Nationally acclaimed poet and public speaker Yosimar Reyes is no stranger to San Jose’s spotlight. Born in Guerrero, Mexico, and raised in Eastside San Jose, Reyes draws much of his inspiration from his experiences as an undocumented immigrant and member of the LGBTQ+ community. Between his rich, illustrative language, sharp wit, and thought-provoking messages, Reyes leaves a lasting impression as he navigates subjects like migration, sexuality, and socio-economic struggle.
As a performer, Reyes has a playful, charismatic personality combined with a dynamic stage presence; he performs with exuberance, drawing in the audience with the steady rhythm of his spoken word style and clever use of Spanglish. The stories he shares are full of vibrancy and dimension at their core, celebrating the resilience of marginalized communities.
Now Reyes finds himself starting a new chapter as MACLA’s first-ever Performance Artist in Residency (PAIR). With this new role, Reyes will curate performance programs, workshop material, and showcase featured artists—actively shaping the San Jose art scene while cultivating an inclusive creative space designed for Chicanx/Latinx narratives. But most importantly, it’s a “full-circle moment” for both him and his artform.

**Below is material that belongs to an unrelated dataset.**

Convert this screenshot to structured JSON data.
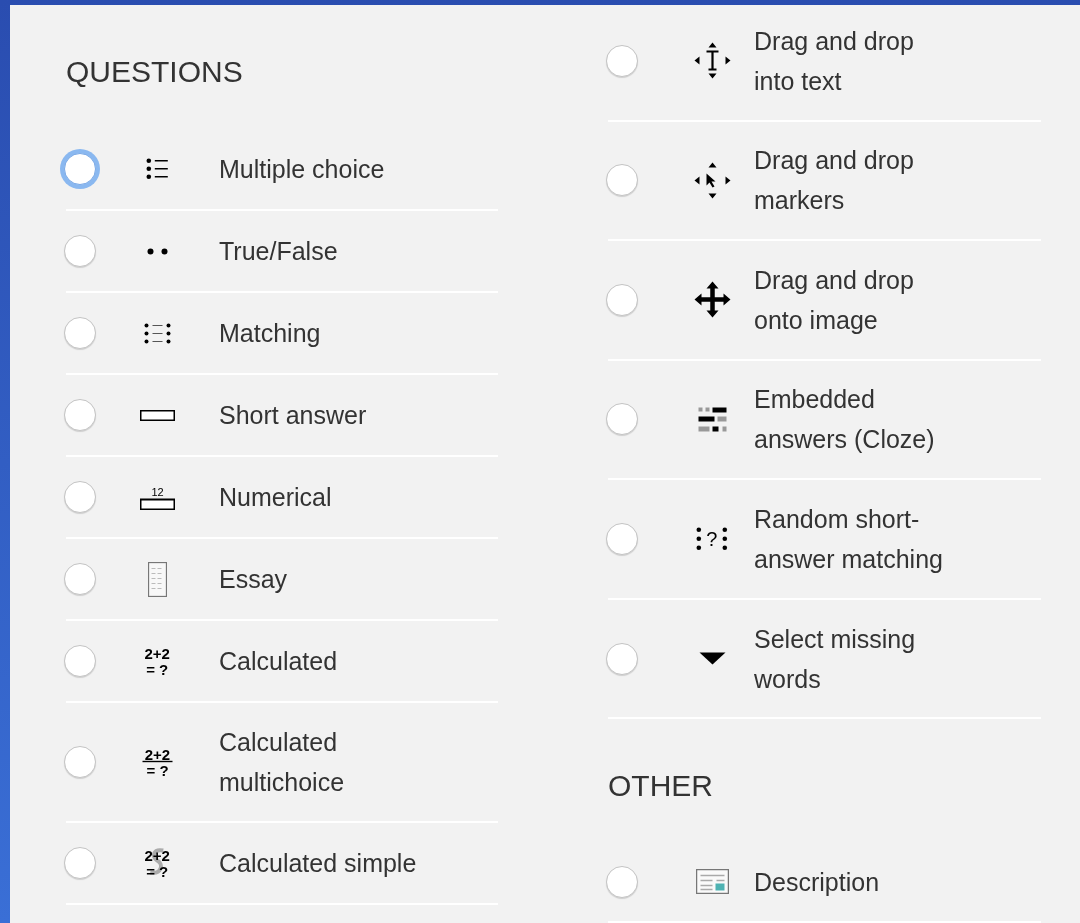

Reyes himself started performing poetry at MACLA when he was just 16 years old. Back then, his work was rooted in survival. “I grew up in this rich community with all these immigrants that would just hustle,” he shares. “I started writing poetry because I [needed] to make money to help my family, and it so happened that people found out [about it] and it took off.”
In school, Reyes was a self-proclaimed nerd who excelled academically, in part because of his love for books and reading, but also to compensate for the insecurity he felt as a closeted gay teen. With some encouragement from his teacher, Reyes started using poetry as an outlet, then dove into doing live performances with institutions like MACLA and San Francisco’s Youth Speaks nonprofits.

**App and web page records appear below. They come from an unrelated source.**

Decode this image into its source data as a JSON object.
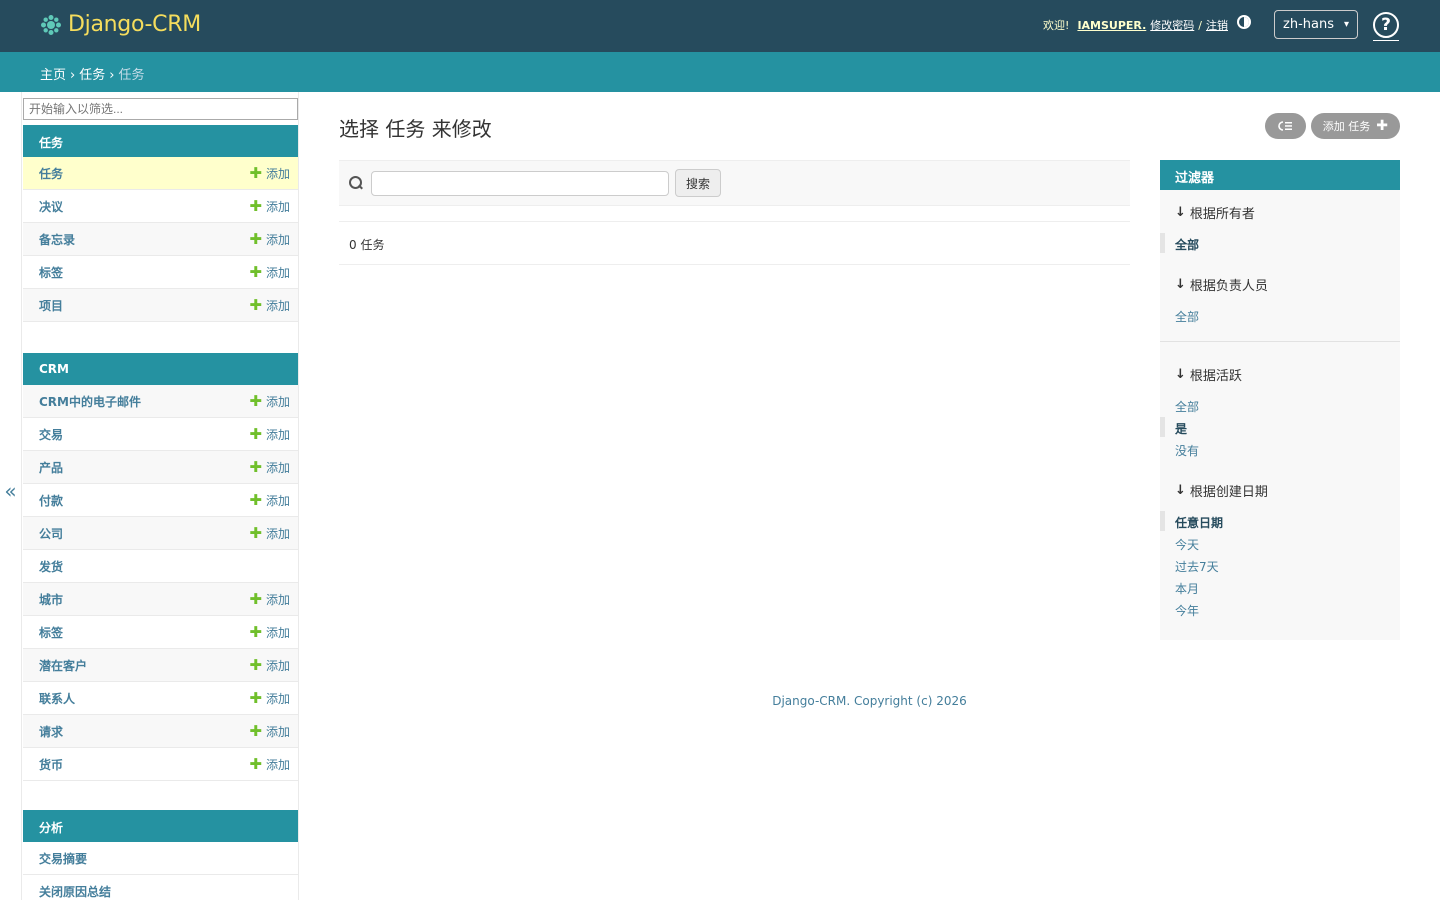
{
  "header": {
    "brand": "Django-CRM",
    "welcome": "欢迎!",
    "username": "IAMSUPER.",
    "change_password": "修改密码",
    "slash": "/",
    "logout": "注销",
    "language": "zh-hans",
    "help": "?"
  },
  "breadcrumbs": {
    "home": "主页",
    "app": "任务",
    "current": "任务",
    "sep": "›"
  },
  "sidebar": {
    "filter_placeholder": "开始输入以筛选...",
    "collapse": "«",
    "add_label": "添加",
    "modules": [
      {
        "caption": "任务",
        "rows": [
          {
            "label": "任务",
            "add": true
          },
          {
            "label": "决议",
            "add": true
          },
          {
            "label": "备忘录",
            "add": true
          },
          {
            "label": "标签",
            "add": true
          },
          {
            "label": "项目",
            "add": true
          }
        ]
      },
      {
        "caption": "CRM",
        "rows": [
          {
            "label": "CRM中的电子邮件",
            "add": true
          },
          {
            "label": "交易",
            "add": true
          },
          {
            "label": "产品",
            "add": true
          },
          {
            "label": "付款",
            "add": true
          },
          {
            "label": "公司",
            "add": true
          },
          {
            "label": "发货",
            "add": false
          },
          {
            "label": "城市",
            "add": true
          },
          {
            "label": "标签",
            "add": true
          },
          {
            "label": "潜在客户",
            "add": true
          },
          {
            "label": "联系人",
            "add": true
          },
          {
            "label": "请求",
            "add": true
          },
          {
            "label": "货币",
            "add": true
          }
        ]
      },
      {
        "caption": "分析",
        "rows": [
          {
            "label": "交易摘要",
            "add": false
          },
          {
            "label": "关闭原因总结",
            "add": false
          }
        ]
      }
    ]
  },
  "main": {
    "title": "选择 任务 来修改",
    "add_button": "添加 任务",
    "search_button": "搜索",
    "result_count": "0 任务"
  },
  "filter": {
    "title": "过滤器",
    "sections": [
      {
        "title": "根据所有者",
        "items": [
          {
            "label": "全部",
            "selected": true
          }
        ]
      },
      {
        "title": "根据负责人员",
        "items": [
          {
            "label": "全部",
            "selected": false
          }
        ]
      },
      {
        "title": "根据活跃",
        "items": [
          {
            "label": "全部",
            "selected": false
          },
          {
            "label": "是",
            "selected": true
          },
          {
            "label": "没有",
            "selected": false
          }
        ]
      },
      {
        "title": "根据创建日期",
        "items": [
          {
            "label": "任意日期",
            "selected": true
          },
          {
            "label": "今天",
            "selected": false
          },
          {
            "label": "过去7天",
            "selected": false
          },
          {
            "label": "本月",
            "selected": false
          },
          {
            "label": "今年",
            "selected": false
          }
        ]
      }
    ]
  },
  "footer": {
    "text": "Django-CRM. Copyright (c) 2026"
  },
  "colors": {
    "header": "#264b5d",
    "accent": "#2592a1",
    "brand": "#f5dd5d",
    "link": "#447e9b",
    "add_plus": "#70bf2b"
  }
}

When the May Day marches took San Jose by storm in 2006 as the largest political demonstration in the city’s history, Reyes saw it all firsthand. “A lot was happening in the country,” he says, recounting his high school years. “This [was] the beginning [of when] a lot of people were coming out as undocumented…they [would] go on TV, tell their stories, then they get pixelated, or they alter their voices.” He was particularly compelled by the younger people galvanizing the movement, coming together to amplify their stories in solidarity.
Reyes’s first collection of poetry, For Colored Boys Who Speak Softly, published in 2009 with the support of musical legend Carlos Santana, serves as an archive of this emotionally charged period in Reyes’s life. And while he admits the collection would be received differently now due to its outdated language, publishing it ultimately convinced him to pursue his passion as a storyteller.

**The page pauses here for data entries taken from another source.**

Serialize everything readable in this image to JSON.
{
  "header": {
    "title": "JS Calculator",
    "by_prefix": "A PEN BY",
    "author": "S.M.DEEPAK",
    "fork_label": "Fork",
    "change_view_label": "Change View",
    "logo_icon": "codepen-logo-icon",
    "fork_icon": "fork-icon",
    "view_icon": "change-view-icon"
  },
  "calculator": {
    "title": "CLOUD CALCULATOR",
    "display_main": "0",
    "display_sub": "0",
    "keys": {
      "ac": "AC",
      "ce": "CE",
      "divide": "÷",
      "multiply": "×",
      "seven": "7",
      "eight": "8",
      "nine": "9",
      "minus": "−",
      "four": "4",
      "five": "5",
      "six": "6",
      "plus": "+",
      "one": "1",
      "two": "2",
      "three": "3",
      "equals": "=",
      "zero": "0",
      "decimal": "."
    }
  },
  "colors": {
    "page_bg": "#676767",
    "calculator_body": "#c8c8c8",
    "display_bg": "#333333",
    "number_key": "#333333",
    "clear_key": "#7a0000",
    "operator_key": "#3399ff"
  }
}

In the beginning, Reyes didn’t mind being called an “undocumented writer,” but as he got older, he felt the need for distinction. “My work, yes, deals with that theme but it’s more about a human element,” he states. “I always tell people, I’m a writer that happens to be undocumented. That informs the work, but it does not define how I view myself.”
When Reyes was confronted with the pandemic, he chose to pivot from his career in LA and move back home to San Jose to be with his grandmother. Among his many projects since then, Reyes takes extra pride in the creation of the Yosi Book Club in 2020, promoting a variety of Latinx authors and the premiere of his renowned one-man show Prieto in 2022—an adaptation of Reyes’s own coming-of-age story in the Bay. For him, the writing process for all his work, including Prieto, is intimate and cathartic. “What I’m living is what I’m writing,” he says. “It forces me to be a little more honest and confront things that I don’t want to.”
When he leads his creative writing workshops, it can be especially nuanced for Reyes. “I work with a lot of college engagement, first generation college students. Most of the students have left their families [so] I think that’s why we connect,” Reyes explains. He recognizes a familiar resilience in his students—a desire for economic stability that could potentially trickle down and help their family, which Reyes knows all too well. “They know this [part’s] temporary and it’s gonna pay off in the long run. We want to thrive, we don’t want to [just] survive.”
Wherever Reyes is involved, it is guaranteed that he will be outspoken and authentic, willing to share the spotlight with anyone with a story to tell. Undoubtedly, Reyes will bring this and more as he sets the stage as MACLA’s newest addition. He additionally anticipates Prieto on tour this fall, premiering in Chicago and Miami.